Exact duplicates of all the records are needed.

(Data excerpts)

———

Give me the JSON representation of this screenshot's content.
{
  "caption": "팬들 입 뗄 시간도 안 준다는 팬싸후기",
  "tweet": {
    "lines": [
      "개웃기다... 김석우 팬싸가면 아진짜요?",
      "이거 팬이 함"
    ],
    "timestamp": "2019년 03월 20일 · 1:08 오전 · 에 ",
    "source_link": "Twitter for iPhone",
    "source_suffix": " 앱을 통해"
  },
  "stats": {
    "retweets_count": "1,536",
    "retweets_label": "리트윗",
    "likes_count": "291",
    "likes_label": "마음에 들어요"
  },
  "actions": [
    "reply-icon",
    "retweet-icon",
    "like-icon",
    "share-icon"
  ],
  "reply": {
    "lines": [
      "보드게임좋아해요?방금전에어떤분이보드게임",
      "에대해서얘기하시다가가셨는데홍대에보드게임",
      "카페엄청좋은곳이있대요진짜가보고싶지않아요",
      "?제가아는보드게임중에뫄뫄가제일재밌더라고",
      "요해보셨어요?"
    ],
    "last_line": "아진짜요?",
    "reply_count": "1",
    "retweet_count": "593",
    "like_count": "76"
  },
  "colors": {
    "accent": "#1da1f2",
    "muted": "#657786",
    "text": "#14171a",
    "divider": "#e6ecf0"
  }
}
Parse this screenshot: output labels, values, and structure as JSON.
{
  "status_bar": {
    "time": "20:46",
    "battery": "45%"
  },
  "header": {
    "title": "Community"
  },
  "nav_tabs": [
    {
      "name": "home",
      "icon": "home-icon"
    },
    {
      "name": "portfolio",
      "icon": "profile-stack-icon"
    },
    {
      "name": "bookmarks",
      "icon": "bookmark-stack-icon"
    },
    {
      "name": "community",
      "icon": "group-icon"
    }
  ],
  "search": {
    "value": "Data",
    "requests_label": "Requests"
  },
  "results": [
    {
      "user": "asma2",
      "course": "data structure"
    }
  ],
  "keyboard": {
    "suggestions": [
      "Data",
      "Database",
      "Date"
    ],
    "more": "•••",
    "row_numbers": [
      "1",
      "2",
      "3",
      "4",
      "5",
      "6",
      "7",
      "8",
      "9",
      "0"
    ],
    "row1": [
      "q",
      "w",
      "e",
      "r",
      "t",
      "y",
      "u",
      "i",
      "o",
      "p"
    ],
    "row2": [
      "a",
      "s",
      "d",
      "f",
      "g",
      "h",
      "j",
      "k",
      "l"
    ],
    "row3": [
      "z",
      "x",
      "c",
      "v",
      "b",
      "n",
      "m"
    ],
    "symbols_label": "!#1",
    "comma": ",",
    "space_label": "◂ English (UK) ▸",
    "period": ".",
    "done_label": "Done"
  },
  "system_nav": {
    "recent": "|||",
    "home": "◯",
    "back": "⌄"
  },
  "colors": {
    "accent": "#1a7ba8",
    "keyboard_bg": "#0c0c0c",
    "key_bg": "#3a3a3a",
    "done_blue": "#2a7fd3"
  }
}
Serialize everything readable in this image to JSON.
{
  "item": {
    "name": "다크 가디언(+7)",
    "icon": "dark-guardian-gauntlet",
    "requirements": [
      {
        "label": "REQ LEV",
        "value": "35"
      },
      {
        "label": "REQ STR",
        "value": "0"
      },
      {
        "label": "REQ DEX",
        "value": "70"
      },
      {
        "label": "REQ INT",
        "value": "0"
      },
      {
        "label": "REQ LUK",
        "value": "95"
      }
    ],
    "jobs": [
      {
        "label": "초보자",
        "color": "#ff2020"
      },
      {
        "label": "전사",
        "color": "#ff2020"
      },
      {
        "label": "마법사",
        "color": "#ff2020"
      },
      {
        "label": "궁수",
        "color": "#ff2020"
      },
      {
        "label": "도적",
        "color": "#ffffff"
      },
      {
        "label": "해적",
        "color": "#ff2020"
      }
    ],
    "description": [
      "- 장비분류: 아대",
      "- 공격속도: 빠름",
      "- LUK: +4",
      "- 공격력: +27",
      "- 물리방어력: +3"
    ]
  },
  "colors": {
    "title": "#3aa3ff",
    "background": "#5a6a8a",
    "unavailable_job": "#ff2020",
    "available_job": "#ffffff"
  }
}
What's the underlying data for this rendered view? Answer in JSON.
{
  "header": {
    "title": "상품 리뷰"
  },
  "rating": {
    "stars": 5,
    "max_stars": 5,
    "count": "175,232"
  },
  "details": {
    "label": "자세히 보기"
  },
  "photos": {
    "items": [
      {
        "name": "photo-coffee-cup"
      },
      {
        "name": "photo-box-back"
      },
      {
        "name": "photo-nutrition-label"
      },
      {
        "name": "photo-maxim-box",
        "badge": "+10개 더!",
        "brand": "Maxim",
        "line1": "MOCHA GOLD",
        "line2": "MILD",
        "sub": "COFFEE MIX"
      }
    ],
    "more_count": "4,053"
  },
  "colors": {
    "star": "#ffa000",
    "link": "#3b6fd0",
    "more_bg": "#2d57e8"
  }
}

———

▶ [TASK ANSWER]
Give me the JSON representation of this screenshot's content.
{
  "caption": "팬들 입 뗄 시간도 안 준다는 팬싸후기",
  "tweet": {
    "lines": [
      "개웃기다... 김석우 팬싸가면 아진짜요?",
      "이거 팬이 함"
    ],
    "timestamp": "2019년 03월 20일 · 1:08 오전 · 에 ",
    "source_link": "Twitter for iPhone",
    "source_suffix": " 앱을 통해"
  },
  "stats": {
    "retweets_count": "1,536",
    "retweets_label": "리트윗",
    "likes_count": "291",
    "likes_label": "마음에 들어요"
  },
  "actions": [
    "reply-icon",
    "retweet-icon",
    "like-icon",
    "share-icon"
  ],
  "reply": {
    "lines": [
      "보드게임좋아해요?방금전에어떤분이보드게임",
      "에대해서얘기하시다가가셨는데홍대에보드게임",
      "카페엄청좋은곳이있대요진짜가보고싶지않아요",
      "?제가아는보드게임중에뫄뫄가제일재밌더라고",
      "요해보셨어요?"
    ],
    "last_line": "아진짜요?",
    "reply_count": "1",
    "retweet_count": "593",
    "like_count": "76"
  },
  "colors": {
    "accent": "#1da1f2",
    "muted": "#657786",
    "text": "#14171a",
    "divider": "#e6ecf0"
  }
}
Parse this screenshot: output labels, values, and structure as JSON.
{
  "status_bar": {
    "time": "20:46",
    "battery": "45%"
  },
  "header": {
    "title": "Community"
  },
  "nav_tabs": [
    {
      "name": "home",
      "icon": "home-icon"
    },
    {
      "name": "portfolio",
      "icon": "profile-stack-icon"
    },
    {
      "name": "bookmarks",
      "icon": "bookmark-stack-icon"
    },
    {
      "name": "community",
      "icon": "group-icon"
    }
  ],
  "search": {
    "value": "Data",
    "requests_label": "Requests"
  },
  "results": [
    {
      "user": "asma2",
      "course": "data structure"
    }
  ],
  "keyboard": {
    "suggestions": [
      "Data",
      "Database",
      "Date"
    ],
    "more": "•••",
    "row_numbers": [
      "1",
      "2",
      "3",
      "4",
      "5",
      "6",
      "7",
      "8",
      "9",
      "0"
    ],
    "row1": [
      "q",
      "w",
      "e",
      "r",
      "t",
      "y",
      "u",
      "i",
      "o",
      "p"
    ],
    "row2": [
      "a",
      "s",
      "d",
      "f",
      "g",
      "h",
      "j",
      "k",
      "l"
    ],
    "row3": [
      "z",
      "x",
      "c",
      "v",
      "b",
      "n",
      "m"
    ],
    "symbols_label": "!#1",
    "comma": ",",
    "space_label": "◂ English (UK) ▸",
    "period": ".",
    "done_label": "Done"
  },
  "system_nav": {
    "recent": "|||",
    "home": "◯",
    "back": "⌄"
  },
  "colors": {
    "accent": "#1a7ba8",
    "keyboard_bg": "#0c0c0c",
    "key_bg": "#3a3a3a",
    "done_blue": "#2a7fd3"
  }
}
Serialize everything readable in this image to JSON.
{
  "item": {
    "name": "다크 가디언(+7)",
    "icon": "dark-guardian-gauntlet",
    "requirements": [
      {
        "label": "REQ LEV",
        "value": "35"
      },
      {
        "label": "REQ STR",
        "value": "0"
      },
      {
        "label": "REQ DEX",
        "value": "70"
      },
      {
        "label": "REQ INT",
        "value": "0"
      },
      {
        "label": "REQ LUK",
        "value": "95"
      }
    ],
    "jobs": [
      {
        "label": "초보자",
        "color": "#ff2020"
      },
      {
        "label": "전사",
        "color": "#ff2020"
      },
      {
        "label": "마법사",
        "color": "#ff2020"
      },
      {
        "label": "궁수",
        "color": "#ff2020"
      },
      {
        "label": "도적",
        "color": "#ffffff"
      },
      {
        "label": "해적",
        "color": "#ff2020"
      }
    ],
    "description": [
      "- 장비분류: 아대",
      "- 공격속도: 빠름",
      "- LUK: +4",
      "- 공격력: +27",
      "- 물리방어력: +3"
    ]
  },
  "colors": {
    "title": "#3aa3ff",
    "background": "#5a6a8a",
    "unavailable_job": "#ff2020",
    "available_job": "#ffffff"
  }
}
What's the underlying data for this rendered view? Answer in JSON.
{
  "header": {
    "title": "상품 리뷰"
  },
  "rating": {
    "stars": 5,
    "max_stars": 5,
    "count": "175,232"
  },
  "details": {
    "label": "자세히 보기"
  },
  "photos": {
    "items": [
      {
        "name": "photo-coffee-cup"
      },
      {
        "name": "photo-box-back"
      },
      {
        "name": "photo-nutrition-label"
      },
      {
        "name": "photo-maxim-box",
        "badge": "+10개 더!",
        "brand": "Maxim",
        "line1": "MOCHA GOLD",
        "line2": "MILD",
        "sub": "COFFEE MIX"
      }
    ],
    "more_count": "4,053"
  },
  "colors": {
    "star": "#ffa000",
    "link": "#3b6fd0",
    "more_bg": "#2d57e8"
  }
}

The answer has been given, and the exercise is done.